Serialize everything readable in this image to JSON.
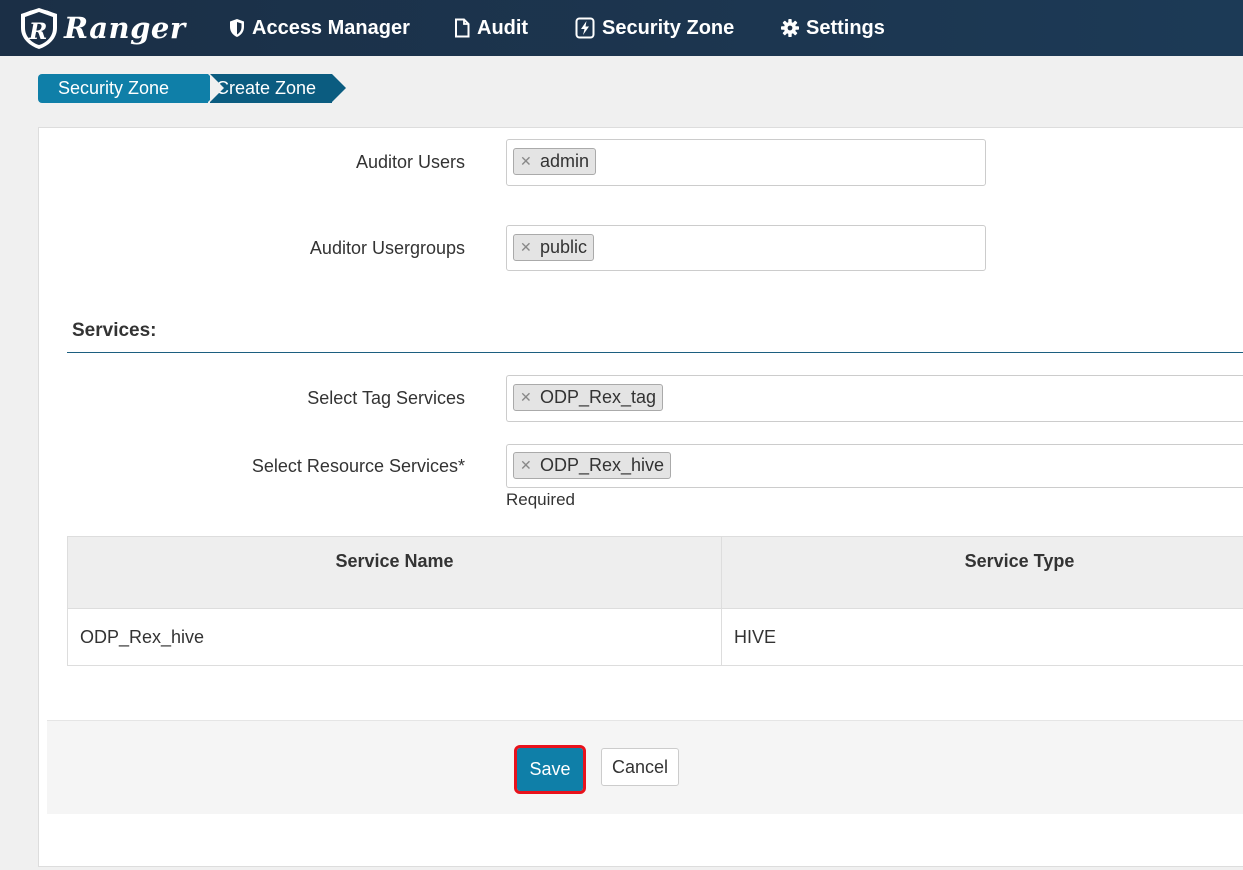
{
  "app": {
    "brand_name": "Ranger",
    "nav": [
      {
        "label": "Access Manager",
        "icon": "shield-icon"
      },
      {
        "label": "Audit",
        "icon": "file-icon"
      },
      {
        "label": "Security Zone",
        "icon": "bolt-icon"
      },
      {
        "label": "Settings",
        "icon": "gear-icon"
      }
    ]
  },
  "breadcrumb": [
    {
      "label": "Security Zone"
    },
    {
      "label": "Create Zone"
    }
  ],
  "form": {
    "auditor_users": {
      "label": "Auditor Users",
      "tags": [
        "admin"
      ]
    },
    "auditor_usergroups": {
      "label": "Auditor Usergroups",
      "tags": [
        "public"
      ]
    },
    "services_heading": "Services:",
    "tag_services": {
      "label": "Select Tag Services",
      "tags": [
        "ODP_Rex_tag"
      ]
    },
    "resource_services": {
      "label": "Select Resource Services*",
      "tags": [
        "ODP_Rex_hive"
      ],
      "help": "Required"
    }
  },
  "services_table": {
    "headers": [
      "Service Name",
      "Service Type"
    ],
    "rows": [
      {
        "name": "ODP_Rex_hive",
        "type": "HIVE"
      }
    ]
  },
  "actions": {
    "save_label": "Save",
    "cancel_label": "Cancel"
  },
  "colors": {
    "navbar": "#1b2f46",
    "primary": "#0f7fa8",
    "highlight": "#e8121c"
  }
}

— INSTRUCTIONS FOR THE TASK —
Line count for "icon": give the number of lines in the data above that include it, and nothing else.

— EXERCISE OUTPUT —
4